Rising deficits and government debts are not the result of a lack of tax revenue. In Finland, the maximum income tax for private individuals is over 50 percent. Value added tax is levied on all products and services at all levels of production. The level of this tax was for ordinary consumer goods or service recently weighed from 22 to 23 percent. As in the United States, there are many other taxes in Finland that are imposed on everything under the sun.
What has brought the Finnish welfare state close to the fiscal disaster is ever-increasing government spending. Even during the fifteen years before the collapse in 2008, in a period known as steady economic growth, government debt was not repaid. In 1994, the Finnish debt was 51.7 billion euros, by 2007 it had risen to 56.1 billion euros. At the end of 2009, the debt shot up to 64.3 billion and at the end of June 2010 it rose to 69.8 billion. All this despite the fact that the state's tax revenues remained constant and even increased between 2000 and 2009. Figures show that government spending increased from 33 billion in 2000 to 46.9 billion in 2009 over the same period. Projected expenditures in 2010 and 2011 are 52.5 billion and 50.4 billion respectively. Government debt is projected to rise to $ 85 billion at the end of fiscal 2010.
Finland is and has long been a model child of utopian social democratic welfare states in Europe, and has now been named the best country in the world as a bizarre remake of the appointment of Ben Bernake [Fed's chief] of Time magazine.
In Finland, advocates of progressive taxation believe that a large state is functioning. Just as public health and public education work "for free." And if it can work in Finland, it can work in the United States. But the blemish on this argument is that none of this works in Finland. Just as Obama's promises don't work.
The Finnish welfare state costs more than we can afford. Healthcare is terribly inefficient and costly and prevents normal people from accessing really good healthcare provided by the private sector. Public education is also very expensive and constantly suffering from a lack of money. The textbooks pass on to each other, each learning the same mistakes as those before him; provided that the textbooks are readable at all.
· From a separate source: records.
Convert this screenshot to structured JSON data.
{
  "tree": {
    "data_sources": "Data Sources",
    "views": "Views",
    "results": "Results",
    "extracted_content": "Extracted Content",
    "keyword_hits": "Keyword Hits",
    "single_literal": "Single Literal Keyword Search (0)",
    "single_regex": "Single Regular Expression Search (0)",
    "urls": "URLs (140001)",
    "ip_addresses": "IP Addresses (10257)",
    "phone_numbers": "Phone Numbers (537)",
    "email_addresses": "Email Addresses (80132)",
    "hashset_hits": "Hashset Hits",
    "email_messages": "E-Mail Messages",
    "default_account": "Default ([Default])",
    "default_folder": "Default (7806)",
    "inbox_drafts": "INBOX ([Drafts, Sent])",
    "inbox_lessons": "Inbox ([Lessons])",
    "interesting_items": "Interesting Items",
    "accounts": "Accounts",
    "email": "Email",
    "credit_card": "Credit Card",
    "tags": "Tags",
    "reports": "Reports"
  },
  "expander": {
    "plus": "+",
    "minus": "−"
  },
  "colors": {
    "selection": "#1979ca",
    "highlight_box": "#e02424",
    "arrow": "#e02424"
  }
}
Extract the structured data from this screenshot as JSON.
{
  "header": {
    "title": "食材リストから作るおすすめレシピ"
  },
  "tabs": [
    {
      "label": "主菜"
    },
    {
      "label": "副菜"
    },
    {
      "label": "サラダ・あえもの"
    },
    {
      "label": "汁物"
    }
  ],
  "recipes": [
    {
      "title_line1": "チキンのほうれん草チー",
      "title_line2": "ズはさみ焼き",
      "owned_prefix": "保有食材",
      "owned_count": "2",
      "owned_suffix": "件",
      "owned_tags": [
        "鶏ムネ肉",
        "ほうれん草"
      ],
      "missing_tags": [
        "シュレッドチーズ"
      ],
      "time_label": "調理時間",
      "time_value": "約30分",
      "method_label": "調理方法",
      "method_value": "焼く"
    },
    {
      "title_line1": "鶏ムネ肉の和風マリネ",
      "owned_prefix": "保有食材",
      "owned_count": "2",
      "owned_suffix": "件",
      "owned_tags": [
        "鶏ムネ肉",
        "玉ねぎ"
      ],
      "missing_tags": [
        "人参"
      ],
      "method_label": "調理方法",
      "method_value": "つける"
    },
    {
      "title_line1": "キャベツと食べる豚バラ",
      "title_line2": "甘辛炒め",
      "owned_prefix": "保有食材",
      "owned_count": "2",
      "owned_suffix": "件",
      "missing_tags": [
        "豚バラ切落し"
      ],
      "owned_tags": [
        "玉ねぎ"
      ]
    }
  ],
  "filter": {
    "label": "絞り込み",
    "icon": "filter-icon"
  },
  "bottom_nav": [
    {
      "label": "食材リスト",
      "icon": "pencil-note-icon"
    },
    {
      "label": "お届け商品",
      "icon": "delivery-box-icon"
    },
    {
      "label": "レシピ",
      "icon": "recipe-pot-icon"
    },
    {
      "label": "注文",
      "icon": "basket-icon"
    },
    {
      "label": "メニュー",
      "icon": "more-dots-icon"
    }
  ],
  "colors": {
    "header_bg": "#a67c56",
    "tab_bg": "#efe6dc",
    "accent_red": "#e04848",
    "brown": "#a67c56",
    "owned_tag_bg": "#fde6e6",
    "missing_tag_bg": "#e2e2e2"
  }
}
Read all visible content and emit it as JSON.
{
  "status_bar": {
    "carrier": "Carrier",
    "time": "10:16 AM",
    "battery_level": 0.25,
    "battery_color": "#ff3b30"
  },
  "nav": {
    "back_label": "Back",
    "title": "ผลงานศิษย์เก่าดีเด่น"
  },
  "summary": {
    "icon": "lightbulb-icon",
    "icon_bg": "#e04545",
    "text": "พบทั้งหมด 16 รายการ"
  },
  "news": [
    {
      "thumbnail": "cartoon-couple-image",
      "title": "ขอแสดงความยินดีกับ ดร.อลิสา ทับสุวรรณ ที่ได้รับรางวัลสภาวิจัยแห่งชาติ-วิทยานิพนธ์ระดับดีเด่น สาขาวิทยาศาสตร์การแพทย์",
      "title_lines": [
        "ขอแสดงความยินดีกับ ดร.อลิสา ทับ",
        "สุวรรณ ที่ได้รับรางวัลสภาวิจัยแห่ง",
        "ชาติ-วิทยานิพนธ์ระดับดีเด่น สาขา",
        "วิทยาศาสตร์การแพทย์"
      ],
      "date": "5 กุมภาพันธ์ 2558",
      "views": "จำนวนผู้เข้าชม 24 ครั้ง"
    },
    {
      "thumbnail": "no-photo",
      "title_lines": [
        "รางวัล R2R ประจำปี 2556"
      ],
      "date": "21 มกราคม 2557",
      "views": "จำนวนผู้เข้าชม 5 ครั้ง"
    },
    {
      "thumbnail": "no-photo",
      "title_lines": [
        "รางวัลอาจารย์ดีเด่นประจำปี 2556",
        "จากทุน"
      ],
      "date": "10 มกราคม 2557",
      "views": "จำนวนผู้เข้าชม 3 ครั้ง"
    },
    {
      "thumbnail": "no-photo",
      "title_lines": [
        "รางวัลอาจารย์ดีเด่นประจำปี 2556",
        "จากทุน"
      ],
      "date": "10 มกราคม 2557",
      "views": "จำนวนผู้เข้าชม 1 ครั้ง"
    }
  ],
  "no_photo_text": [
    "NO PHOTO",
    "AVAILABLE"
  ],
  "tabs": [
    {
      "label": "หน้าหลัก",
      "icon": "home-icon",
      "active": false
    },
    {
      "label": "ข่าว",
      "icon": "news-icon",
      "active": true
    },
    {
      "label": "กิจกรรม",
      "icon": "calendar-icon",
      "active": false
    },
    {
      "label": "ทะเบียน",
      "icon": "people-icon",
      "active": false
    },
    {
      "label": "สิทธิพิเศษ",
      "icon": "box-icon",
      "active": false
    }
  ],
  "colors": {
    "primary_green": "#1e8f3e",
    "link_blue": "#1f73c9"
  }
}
The idea of the right to a university degree has resulted in a large number of university-educated people whose education is on the market work often zero. Due to high taxes and both legal and financial risk in employing people, the XNUMX% unemployment rate is considered normal. And did I mention that the pension system, like the United States, is a pyramid on the verge of collapse?
Government debt is already reaching alarming heights. What's more, there has been no longer period in Finland's history when the core of the debt is repaid. At best, the debt has remained at the same level, only to shoot up 50% in the last few years if forecasts come out. If there are no significant changes, bankruptcy will come.
However, I would like to end positively. Recently, in one poll after another, Finns have overwhelmingly supported cutting government spending as a way to gain control over public finances. In the past, people didn't mind paying taxes, but now they are waking up and understanding that raising taxes is no longer a viable option.
Next year, we Finns are going to the polls to elect a new parliament. I hope that the outcome of the elections will reflect this important knowledge.